Write With Spite (and in a journal!)
Updated: Apr 19, 2022
I come bearing bad news…I’m in a massive writer’s block slump. It’s another ironic take on my life: writing about how to beat writer’s block, yet finding myself, a writer, to be very much blocked. I think a lot of this slump has to do with the fact that I’m in a sort-of post-undergrad recovery. As in, I graduated almost four months ago with a degree that required me to write so much that now I don’t know what to do with myself without anyone telling me I have to write several things, and quickly. I have a full-time job, thankfully, but it’s hard to find time to write when all I want to do is curl up in bed and read a book in a half-vegetative state once I get home. There are a lot of thoughts in my brain, but not enough time to let them manifest onto the page. Thus comes the writer’s block, and an ugly case of it.

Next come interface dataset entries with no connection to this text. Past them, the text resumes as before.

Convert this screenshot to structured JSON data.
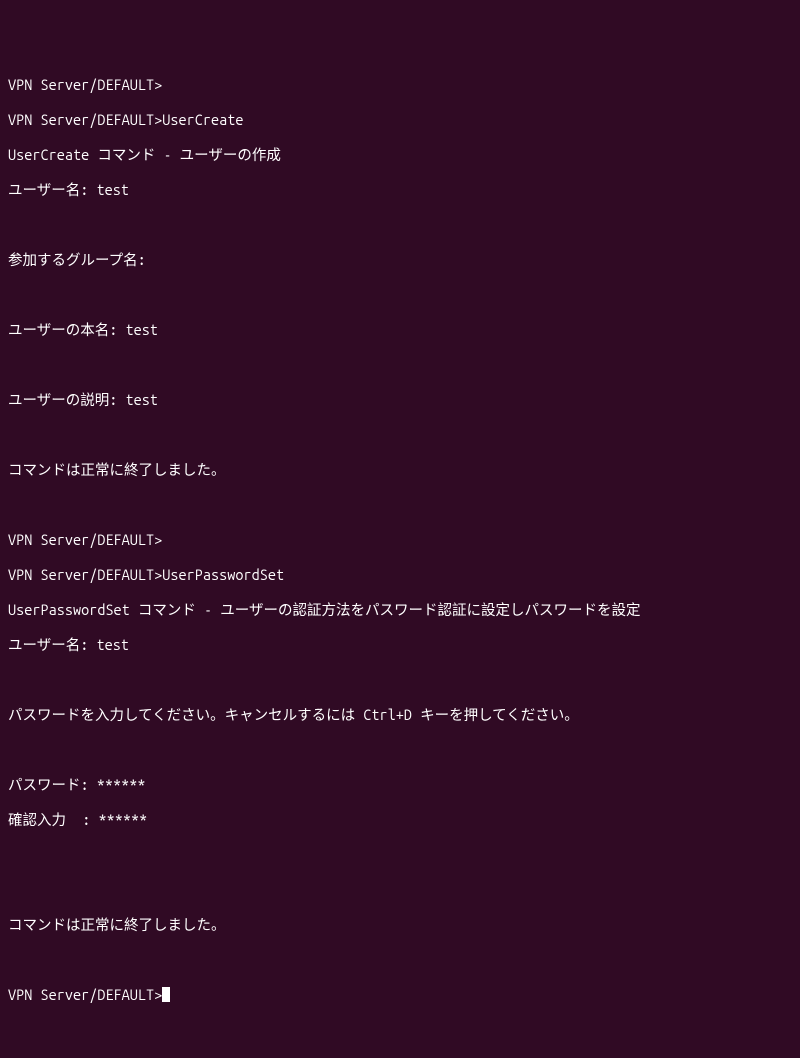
{
  "terminal": {
    "lines": [
      {
        "prompt": "VPN Server/DEFAULT>",
        "input": ""
      },
      {
        "prompt": "VPN Server/DEFAULT>",
        "input": "UserCreate"
      },
      {
        "text": "UserCreate コマンド - ユーザーの作成"
      },
      {
        "text": "ユーザー名: test"
      },
      {
        "text": ""
      },
      {
        "text": "参加するグループ名:"
      },
      {
        "text": ""
      },
      {
        "text": "ユーザーの本名: test"
      },
      {
        "text": ""
      },
      {
        "text": "ユーザーの説明: test"
      },
      {
        "text": ""
      },
      {
        "text": "コマンドは正常に終了しました。"
      },
      {
        "text": ""
      },
      {
        "prompt": "VPN Server/DEFAULT>",
        "input": ""
      },
      {
        "prompt": "VPN Server/DEFAULT>",
        "input": "UserPasswordSet"
      },
      {
        "text": "UserPasswordSet コマンド - ユーザーの認証方法をパスワード認証に設定しパスワードを設定"
      },
      {
        "text": "ユーザー名: test"
      },
      {
        "text": ""
      },
      {
        "text": "パスワードを入力してください。キャンセルするには Ctrl+D キーを押してください。"
      },
      {
        "text": ""
      },
      {
        "text": "パスワード: ******"
      },
      {
        "text": "確認入力  : ******"
      },
      {
        "text": ""
      },
      {
        "text": ""
      },
      {
        "text": "コマンドは正常に終了しました。"
      },
      {
        "text": ""
      }
    ],
    "final_prompt": "VPN Server/DEFAULT>"
  }
}
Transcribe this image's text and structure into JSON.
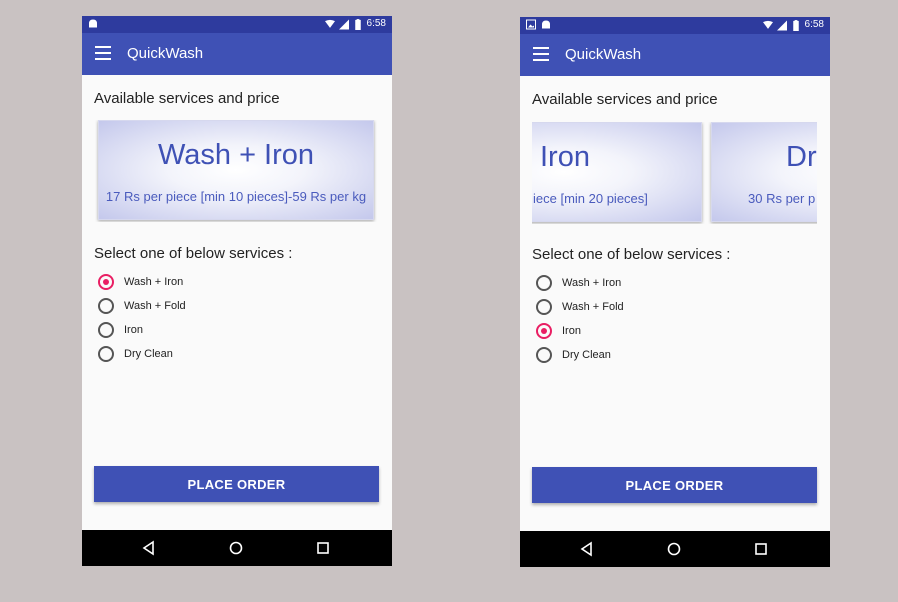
{
  "screens": [
    {
      "status": {
        "time": "6:58",
        "icons": [
          "android-icon",
          "wifi-icon",
          "signal-icon",
          "battery-icon"
        ]
      },
      "app_bar": {
        "title": "QuickWash"
      },
      "available_title": "Available services and price",
      "cards": [
        {
          "title": "Wash + Iron",
          "price": "17 Rs per piece [min 10 pieces]-59 Rs per kg"
        }
      ],
      "select_title": "Select one of below services :",
      "options": [
        {
          "label": "Wash + Iron",
          "checked": true
        },
        {
          "label": "Wash + Fold",
          "checked": false
        },
        {
          "label": "Iron",
          "checked": false
        },
        {
          "label": "Dry Clean",
          "checked": false
        }
      ],
      "button": {
        "label": "PLACE ORDER"
      }
    },
    {
      "status": {
        "time": "6:58",
        "icons": [
          "image-icon",
          "android-icon",
          "wifi-icon",
          "signal-icon",
          "battery-icon"
        ]
      },
      "app_bar": {
        "title": "QuickWash"
      },
      "available_title": "Available services and price",
      "cards": [
        {
          "title": "Iron",
          "price": "iece [min 20 pieces]"
        },
        {
          "title": "Dr",
          "price": "30 Rs per p"
        }
      ],
      "select_title": "Select one of below services :",
      "options": [
        {
          "label": "Wash + Iron",
          "checked": false
        },
        {
          "label": "Wash + Fold",
          "checked": false
        },
        {
          "label": "Iron",
          "checked": true
        },
        {
          "label": "Dry Clean",
          "checked": false
        }
      ],
      "button": {
        "label": "PLACE ORDER"
      }
    }
  ],
  "colors": {
    "primary": "#3f51b5",
    "primary_dark": "#2e3b9e",
    "accent": "#e91e63",
    "background": "#c9c2c2"
  }
}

In the past, I’ve found that keeping a journal full of my nonsensical thoughts and fledgling plotlines are the best way to work out my stories. I carry a journal around with me everywhere so that, when I do find the time to write, I’ll have it on hand as a tool for my creative dumping. Having a physical journal to write in is like a refreshing change of environment for my brain that’s been processing nothing but blue light from my laptop all day. Sometimes, it’s like I can’t think straight until I can write it in my journal.
A few months ago, I got an idea for a story and made a beeline for my trusty journal (it has beautiful pages with shiny gold edges and a brown leather cover, by the way). It’s one of those stories that are on the tip of my tongue and won’t quite come out as something fully formed. I found myself frustrated because I was writing something that didn’t seem to know what it wanted to be. I didn’t know what I wanted it to be!
At least, I thought I didn’t.
In a bout of frustration, I cracked open my journal to figure out what I was going to do with this poor story…only to find that Emily from two months ago had already mapped it out! Somehow, I had forgotten that I really did know what I wanted it to be (that is, until the story takes its own turn, which is almost always the case). I felt an enormous sense of relief, along with some embarrassment. I haven’t gotten around to writing the story as I had originally planned, but it’s good to know that I had my own guidelines to follow after all.
Not to be dramatic, or anything, but I don’t know what I’d do without my journal, and I highly recommend that all writers have their own. A journal will help you organize your thoughts, no matter how senseless they may be, and especially at the earliest stages of story writing. It may also save your life in the event you’re drowning underneath a writer’s block and have nothing else to grab on to. Who knows, maybe your past self saved your future self from giving up on a great story.